As a staunch Remainer, I can’t get out of my head a cartoon picture of lemmings stampeding towards a cliff’s edge, with one lemming saying to another: ‘Oh quit moaning: it’s the will of the people.’ But equally I can’t deny the force of Brexiters’ complaints about a second referendum: ‘So you just want to keep putting the question until the people give the right answer.’
The idea that the result of a popular vote, however unwise, must never be frustrated cannot be categorically true in all circumstances. But the statement that if we’re sufficiently sure the result is bad for our country then we should try to overturn it cannot always be true either. So let’s try a range of what-ifs, asking in each case which side we’d come down on when it came to the question of reversibility. I’ve selected only scenarios where there’s a good measure of irreversibility about the decision, because that must pile on the agony. We can repent of electing a Labour government and elect a Conservative one later; but leaving the EU is different.
Here are five what-ifs:
(1) The borough council puts to a local referendum its proposal to fell all the mature oaks along a street, and the vote goes the council’s way.
(2) Westminster puts to a national referendum a proposal to abolish all grammar schools, and wins.
(3) Ditto, but the proposal is to relinquish Britain’s independent nuclear deterrent.
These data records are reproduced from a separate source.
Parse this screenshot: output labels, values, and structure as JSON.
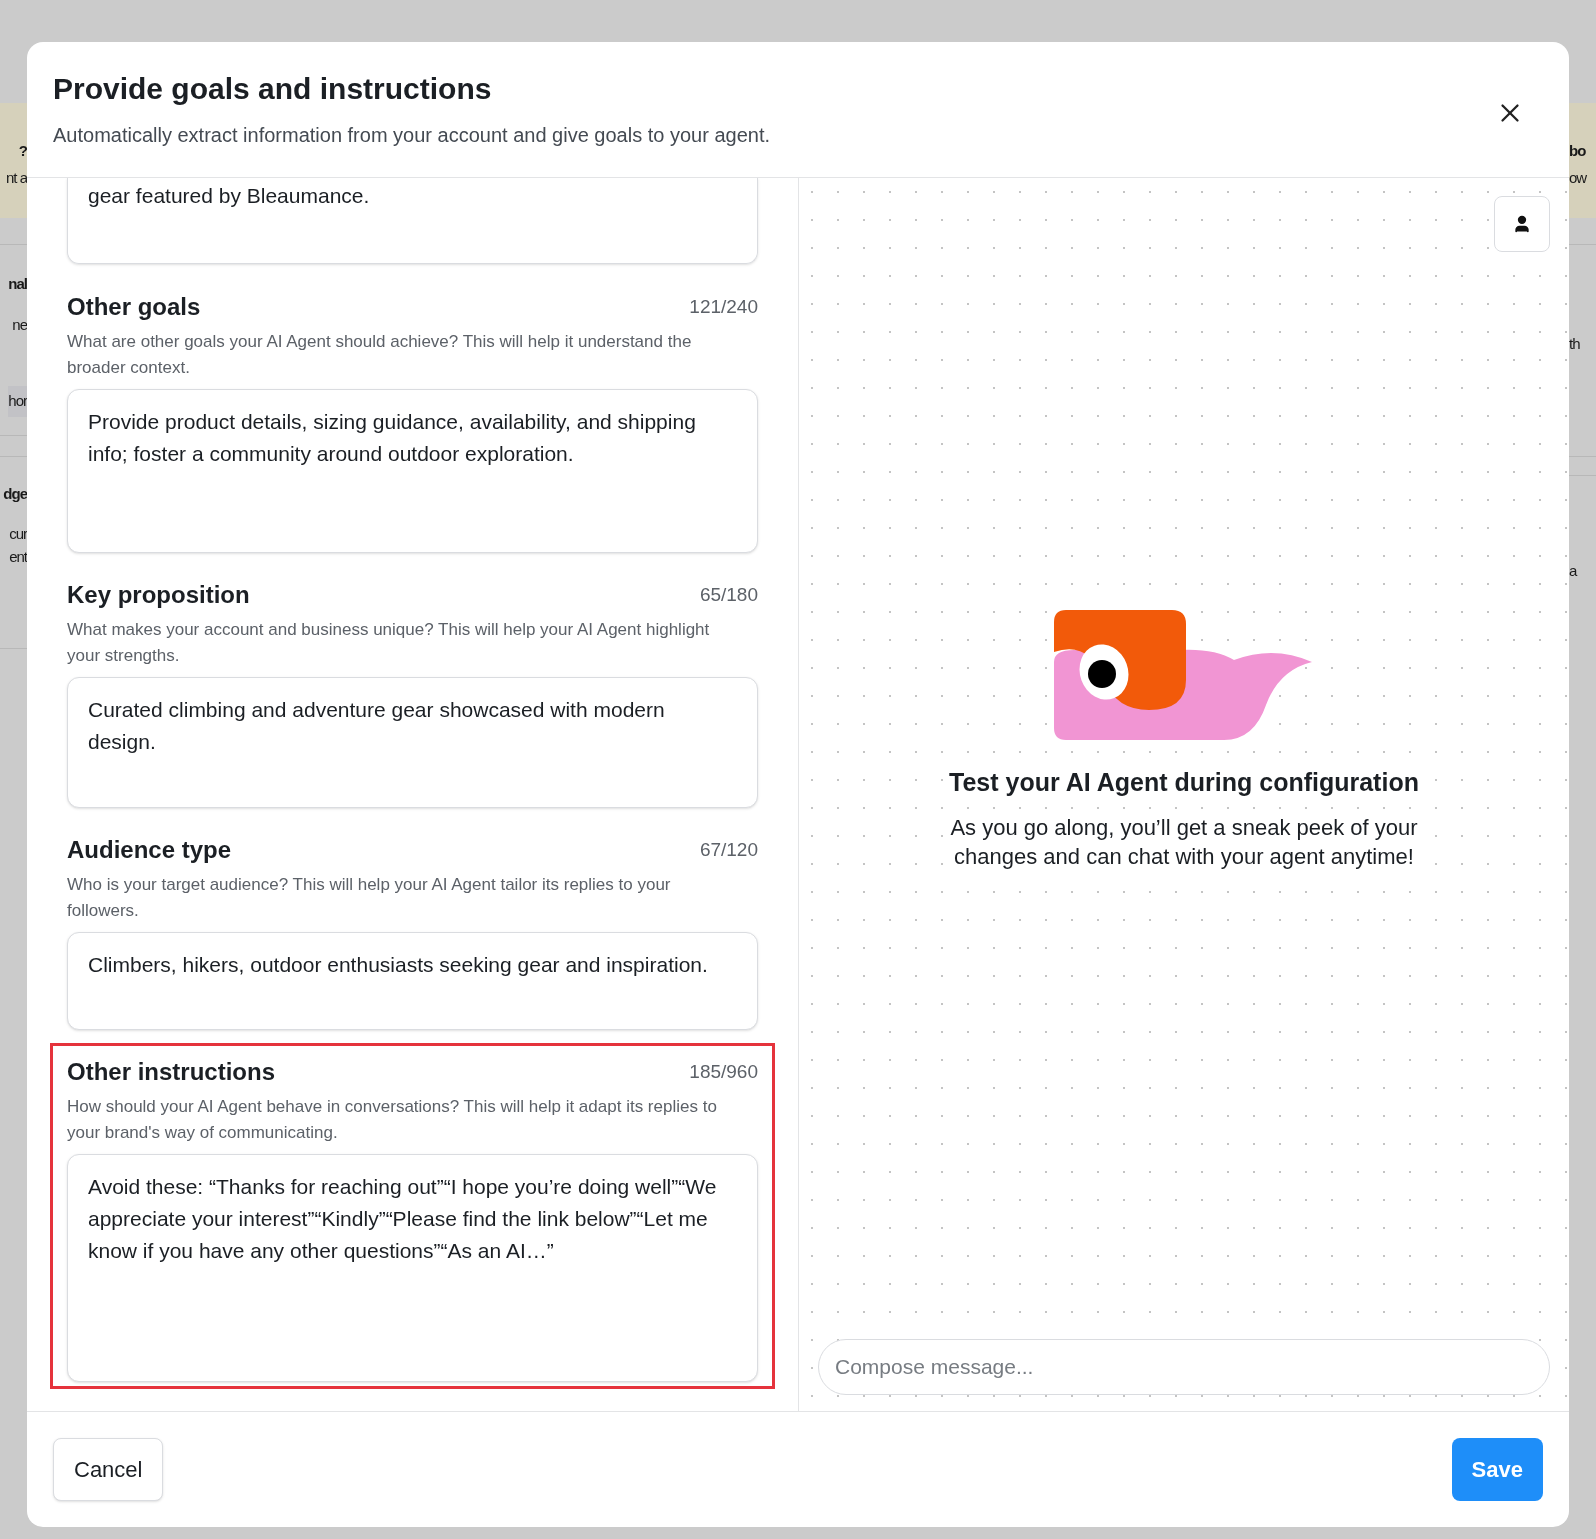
{
  "background_page": {
    "left_fragments": [
      {
        "text": "?",
        "kind": "heading"
      },
      {
        "text": "nt a",
        "kind": "text"
      },
      {
        "text": "nal",
        "kind": "heading"
      },
      {
        "text": "ne",
        "kind": "text"
      },
      {
        "text": "hor",
        "kind": "chip"
      },
      {
        "text": "dge",
        "kind": "heading"
      },
      {
        "text": "cur",
        "kind": "text"
      },
      {
        "text": "ent",
        "kind": "text"
      }
    ],
    "right_fragments": [
      {
        "text": "bo",
        "kind": "heading"
      },
      {
        "text": "ow",
        "kind": "text"
      },
      {
        "text": "th",
        "kind": "text"
      },
      {
        "text": "a",
        "kind": "text"
      }
    ]
  },
  "dialog": {
    "title": "Provide goals and instructions",
    "subtitle": "Automatically extract information from your account and give goals to your agent.",
    "top_field_value": "gear featured by Bleaumance.",
    "sections": [
      {
        "title": "Other goals",
        "count": "121/240",
        "description": "What are other goals your AI Agent should achieve? This will help it understand the broader context.",
        "value": "Provide product details, sizing guidance, availability, and shipping info; foster a community around outdoor exploration.",
        "highlighted": false
      },
      {
        "title": "Key proposition",
        "count": "65/180",
        "description": "What makes your account and business unique? This will help your AI Agent highlight your strengths.",
        "value": "Curated climbing and adventure gear showcased with modern design.",
        "highlighted": false
      },
      {
        "title": "Audience type",
        "count": "67/120",
        "description": "Who is your target audience? This will help your AI Agent tailor its replies to your followers.",
        "value": "Climbers, hikers, outdoor enthusiasts seeking gear and inspiration.",
        "highlighted": false
      },
      {
        "title": "Other instructions",
        "count": "185/960",
        "description": "How should your AI Agent behave in conversations? This will help it adapt its replies to your brand's way of communicating.",
        "value": "Avoid these: “Thanks for reaching out”“I hope you’re doing well”“We appreciate your interest”“Kindly”“Please find the link below”“Let me know if you have any other questions”“As an AI…”",
        "highlighted": true
      }
    ],
    "preview": {
      "title": "Test your AI Agent during configuration",
      "text": "As you go along, you’ll get a sneak peek of your changes and can chat with your agent anytime!",
      "compose_placeholder": "Compose message..."
    },
    "buttons": {
      "cancel": "Cancel",
      "save": "Save"
    }
  }
}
(4) During a wave of public hostility to immigration, a referendum is won to expel from Britain all immigrants of less than five years’ standing.
(5) It’s the 1930s, and the proposal to re-arm (stoutly opposed, as it was, by the Daily Mail and public opinion) is put to a national plebiscite, and vetoed.
I suppose almost everyone, gritting their teeth, would say the first decision (about the trees) must stand, if that’s what people want. I suppose very few, however, would think it unforgivably undemocratic to confound (or re-consult, at least) the people in the last case: re-armament.
Where along this scale do you, reader, begin to wobble? Though opposing the popular result in all five cases, I’d give the voters their way right up to (perhaps including) the vote to relinquish Trident. I wobble badly at (4) (expelling immigrants) but on balance would confound the electorate here. On five I’d be firmly in favour of calling a second, ‘people’s’, vote on appeasement, or even just ignoring the result while pleading changed circumstances.
But can any of you say, hand on heart, that the will of the people should be treated as sacrosanct in every case? If not, we must conclude that almost nobody actually thinks that nothing should stand between the people and their clearly expressed wish in a popular plebiscite. We simply have different levels of tolerance of the damage we think a wrong result could do.
Because, of course, Brexiters do not believe that Brexit will in fact do any damage — quite the reverse — it’s perfectly natural that the people’s will easily tips the scales for them, and they conclude that it’s illegitimate even to ask the voters a second time. And because Remainers (many of us) are very convinced of the great damage that Brexit will do, we find ourselves in the ‘confound the first referendum’ camp.
But these are differences in our opinions about the likelihood and severity of damage; they are not necessarily differences about the sanctity or otherwise of referendum results. As Nigel Farage has made clear, if the referendum had gone the other way then many Leavers would have called at once for another. And I suppose if it had gone my way, I’d be huffing and puffing self-righteously about the will of the people when Mr Farage refused to accept the result.
Mr Darling, however, hating but not wishing to overturn a result, attests to a more principled divide. Almost capriciously we have started resorting to referendums to get politicians off the hook, without acknowledging the divide. How final, for you, is the will of the people? ‘You ask people what they think,’ as Darling said, but how clearly, for you, do you ‘have to live with it’? There is less agreement on this than lip service might suggest.